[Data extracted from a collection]
· · · · · · ·

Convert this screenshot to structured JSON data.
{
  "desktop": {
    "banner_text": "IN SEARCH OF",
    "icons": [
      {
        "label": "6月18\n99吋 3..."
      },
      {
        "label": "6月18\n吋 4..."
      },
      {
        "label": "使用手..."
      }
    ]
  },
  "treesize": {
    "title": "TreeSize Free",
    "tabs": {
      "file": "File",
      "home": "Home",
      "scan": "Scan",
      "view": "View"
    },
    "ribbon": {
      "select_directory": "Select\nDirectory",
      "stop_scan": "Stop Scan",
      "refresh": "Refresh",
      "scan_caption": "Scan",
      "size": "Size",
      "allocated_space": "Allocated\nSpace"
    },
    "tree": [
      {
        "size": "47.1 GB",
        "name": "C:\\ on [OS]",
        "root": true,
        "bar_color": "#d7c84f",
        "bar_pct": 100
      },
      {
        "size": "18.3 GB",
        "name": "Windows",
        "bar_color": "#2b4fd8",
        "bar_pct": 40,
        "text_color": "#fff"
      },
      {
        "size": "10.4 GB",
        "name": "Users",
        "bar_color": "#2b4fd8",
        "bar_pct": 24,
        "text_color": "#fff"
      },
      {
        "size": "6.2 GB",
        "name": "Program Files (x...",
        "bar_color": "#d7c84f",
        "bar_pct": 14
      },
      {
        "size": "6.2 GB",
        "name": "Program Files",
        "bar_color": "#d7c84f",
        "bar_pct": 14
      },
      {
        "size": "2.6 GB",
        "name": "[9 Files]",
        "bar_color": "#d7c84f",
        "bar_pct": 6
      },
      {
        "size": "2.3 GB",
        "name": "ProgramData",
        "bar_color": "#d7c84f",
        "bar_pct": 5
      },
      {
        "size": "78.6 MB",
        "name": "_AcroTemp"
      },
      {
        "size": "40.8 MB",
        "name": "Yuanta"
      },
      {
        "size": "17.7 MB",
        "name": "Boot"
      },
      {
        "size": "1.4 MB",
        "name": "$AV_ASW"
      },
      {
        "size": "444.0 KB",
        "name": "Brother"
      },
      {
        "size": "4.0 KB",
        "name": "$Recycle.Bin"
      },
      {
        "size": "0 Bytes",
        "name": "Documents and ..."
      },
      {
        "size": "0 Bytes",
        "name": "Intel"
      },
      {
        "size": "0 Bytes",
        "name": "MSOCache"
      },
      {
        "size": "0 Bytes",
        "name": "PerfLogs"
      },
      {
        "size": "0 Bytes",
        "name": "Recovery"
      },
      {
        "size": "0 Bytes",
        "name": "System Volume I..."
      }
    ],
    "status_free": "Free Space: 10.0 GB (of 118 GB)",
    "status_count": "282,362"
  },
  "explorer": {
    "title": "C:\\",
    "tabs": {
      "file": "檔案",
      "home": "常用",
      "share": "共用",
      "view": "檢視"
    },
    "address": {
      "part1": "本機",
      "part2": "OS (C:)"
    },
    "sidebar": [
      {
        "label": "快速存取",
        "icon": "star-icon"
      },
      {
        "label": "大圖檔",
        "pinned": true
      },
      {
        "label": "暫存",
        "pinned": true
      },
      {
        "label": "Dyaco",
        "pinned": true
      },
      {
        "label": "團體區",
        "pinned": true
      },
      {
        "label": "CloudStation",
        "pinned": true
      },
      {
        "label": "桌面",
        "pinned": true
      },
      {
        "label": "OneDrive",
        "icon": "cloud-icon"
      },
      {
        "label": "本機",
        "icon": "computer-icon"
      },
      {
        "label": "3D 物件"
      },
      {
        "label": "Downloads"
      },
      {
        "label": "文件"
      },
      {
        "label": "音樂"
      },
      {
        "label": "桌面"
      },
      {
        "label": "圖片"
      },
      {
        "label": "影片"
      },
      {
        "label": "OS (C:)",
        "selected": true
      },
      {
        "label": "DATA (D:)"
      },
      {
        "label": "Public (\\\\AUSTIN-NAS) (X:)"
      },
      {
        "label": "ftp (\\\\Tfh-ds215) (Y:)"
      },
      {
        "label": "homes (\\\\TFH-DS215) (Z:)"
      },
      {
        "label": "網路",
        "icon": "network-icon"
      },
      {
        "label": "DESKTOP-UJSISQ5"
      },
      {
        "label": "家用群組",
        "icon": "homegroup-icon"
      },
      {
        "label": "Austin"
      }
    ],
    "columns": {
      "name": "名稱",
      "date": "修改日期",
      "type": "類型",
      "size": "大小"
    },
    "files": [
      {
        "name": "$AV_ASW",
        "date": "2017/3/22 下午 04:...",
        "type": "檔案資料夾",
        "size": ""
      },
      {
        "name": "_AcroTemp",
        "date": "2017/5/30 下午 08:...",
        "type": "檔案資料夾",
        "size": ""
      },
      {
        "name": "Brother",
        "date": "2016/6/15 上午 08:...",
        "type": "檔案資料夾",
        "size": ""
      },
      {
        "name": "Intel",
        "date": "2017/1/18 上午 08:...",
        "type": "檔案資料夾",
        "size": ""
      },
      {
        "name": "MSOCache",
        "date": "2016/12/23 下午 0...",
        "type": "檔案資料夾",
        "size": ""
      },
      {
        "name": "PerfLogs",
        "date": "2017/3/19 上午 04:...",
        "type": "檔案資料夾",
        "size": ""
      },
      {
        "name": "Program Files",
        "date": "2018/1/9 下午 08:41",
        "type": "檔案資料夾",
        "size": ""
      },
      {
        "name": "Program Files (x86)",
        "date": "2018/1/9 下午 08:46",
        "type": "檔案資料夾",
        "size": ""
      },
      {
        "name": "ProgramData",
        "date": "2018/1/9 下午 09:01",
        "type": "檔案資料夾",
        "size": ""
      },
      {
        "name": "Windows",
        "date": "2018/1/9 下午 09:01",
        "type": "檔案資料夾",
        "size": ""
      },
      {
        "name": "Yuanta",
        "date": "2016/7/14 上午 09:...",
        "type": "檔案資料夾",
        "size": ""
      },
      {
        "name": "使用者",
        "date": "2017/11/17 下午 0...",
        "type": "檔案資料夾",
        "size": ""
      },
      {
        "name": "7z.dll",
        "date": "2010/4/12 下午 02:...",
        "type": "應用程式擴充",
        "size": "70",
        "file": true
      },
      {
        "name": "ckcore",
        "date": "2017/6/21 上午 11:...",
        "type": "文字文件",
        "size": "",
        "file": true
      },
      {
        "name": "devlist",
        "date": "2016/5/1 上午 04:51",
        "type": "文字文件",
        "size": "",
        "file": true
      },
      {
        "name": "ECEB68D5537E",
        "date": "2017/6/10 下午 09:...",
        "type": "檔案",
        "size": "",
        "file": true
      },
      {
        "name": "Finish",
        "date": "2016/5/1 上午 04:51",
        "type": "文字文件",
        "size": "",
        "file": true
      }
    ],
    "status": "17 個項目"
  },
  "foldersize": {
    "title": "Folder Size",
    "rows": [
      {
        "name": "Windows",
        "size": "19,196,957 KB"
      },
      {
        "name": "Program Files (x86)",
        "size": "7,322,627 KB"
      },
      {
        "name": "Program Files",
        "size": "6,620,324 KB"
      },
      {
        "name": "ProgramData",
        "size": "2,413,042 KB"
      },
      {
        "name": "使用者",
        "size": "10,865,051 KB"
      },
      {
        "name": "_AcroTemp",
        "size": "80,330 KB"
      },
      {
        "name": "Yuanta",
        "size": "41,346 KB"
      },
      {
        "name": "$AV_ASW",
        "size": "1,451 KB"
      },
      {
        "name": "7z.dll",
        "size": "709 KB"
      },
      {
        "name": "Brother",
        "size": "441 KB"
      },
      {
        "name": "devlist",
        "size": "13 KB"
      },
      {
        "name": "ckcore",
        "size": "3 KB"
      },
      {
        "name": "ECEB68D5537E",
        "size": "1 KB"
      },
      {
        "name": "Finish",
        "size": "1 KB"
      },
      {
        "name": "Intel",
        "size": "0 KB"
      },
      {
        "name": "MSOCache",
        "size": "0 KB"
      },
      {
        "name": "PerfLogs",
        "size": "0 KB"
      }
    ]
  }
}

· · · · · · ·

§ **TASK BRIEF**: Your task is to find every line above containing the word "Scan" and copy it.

§ **YOUR SOLUTION**:
      "scan": "Scan",
      "stop_scan": "Stop Scan",
      "scan_caption": "Scan",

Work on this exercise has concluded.